Libraries Without Borders


Nov
15
2011

Add to Cal
  • Host Department: Institute for the Humanities
  • Date: 11/15/2011
  • Time: 2:00PM

  • Location: Ehrlicher Room, 3100 North Quad, 105 S. State

  • Patrick Weil
  • Description:

    Access to knowledge is a key factor in social and economic development. By facilitating the growth of libraries in Africa, Asia and the Americas, LWB aims to provide the knowledge that is the engine of human development.

    With staff in New York and California, LWB is an office of Libraries Without Borders / Bibliothèques sans frontières (LWB/BSF), an international network of associations working together to promote knowledge-based development in under-served areas of the world. Created in 2007 on the initiative of Weil, LWB/BSF today has offices in France, Belgium and the United States. Together, they oversee more than 20 programs in 15 countries.

    The offices of Libraries Without Borders share a threefold ambition: to support formal and informal education by assisting in the development of school and university libraries, to promote access to reading by establishing public and associational libraries and supporting local publishing and book networks, and to safeguard and promote local heritage and knowledge by helping to preserve the oral and written record.

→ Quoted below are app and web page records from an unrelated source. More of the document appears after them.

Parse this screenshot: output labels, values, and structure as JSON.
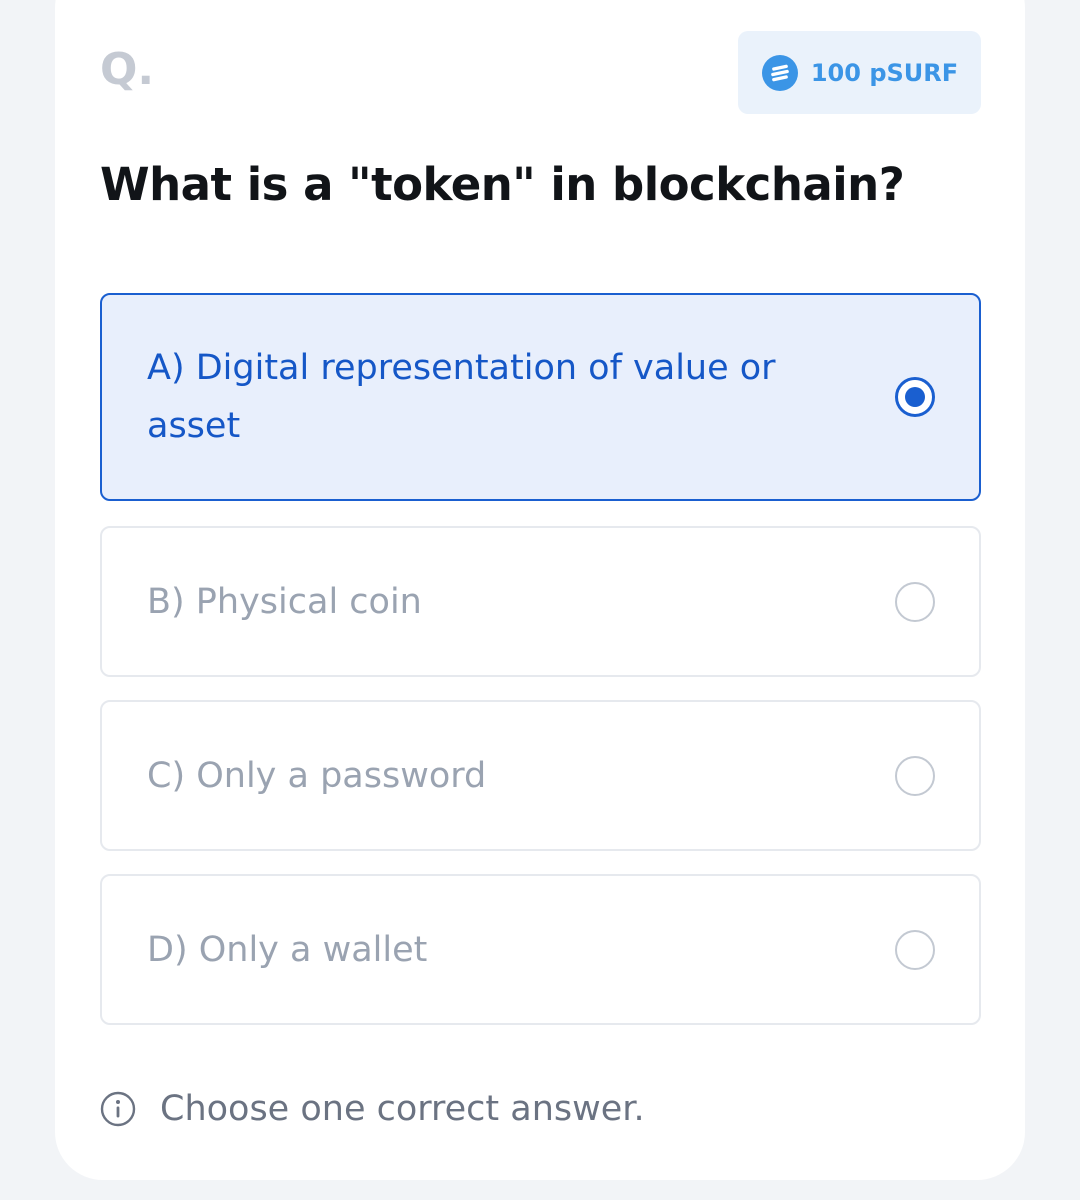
{
  "quiz": {
    "q_label": "Q.",
    "reward": {
      "icon": "token-coin-icon",
      "text": "100 pSURF"
    },
    "question": "What is a \"token\" in blockchain?",
    "options": [
      {
        "label": "A) Digital representation of value or asset",
        "selected": true
      },
      {
        "label": "B) Physical coin",
        "selected": false
      },
      {
        "label": "C) Only a password",
        "selected": false
      },
      {
        "label": "D) Only a wallet",
        "selected": false
      }
    ],
    "hint": {
      "icon": "info-icon",
      "text": "Choose one correct answer."
    }
  },
  "colors": {
    "accent": "#1a5fd0",
    "selected_bg": "#e8effc",
    "reward_text": "#3b95e6",
    "reward_bg": "#eaf2fb"
  }
}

    Patrick Weil is president of Libraries Without Borders and the director of the CEPIC (Center for the Study of Immigration, Integration and Citizenship Policies) at the University of Paris 1 Pantheon-Sorbonne and a visiting professor of law at Yale Law School. Professor Weil's work focuses on comparative immigration, citizenship, securalization and integration law and policy. His most recent books are: How to be French? A Nationality In the Making Since 1789 (Durham, Duke University Press, 2008); with co-editor Stéphane Dufoix, L'esclavage, la colonisation et àprésé France, Etats-Unis, Royaume-Uni (Paris, Presses Universitaires de France, 2005);  and Liberté, égalité, discriminations, l'identité nationale au regard de l'histoire (Paris, Grasset, 2008).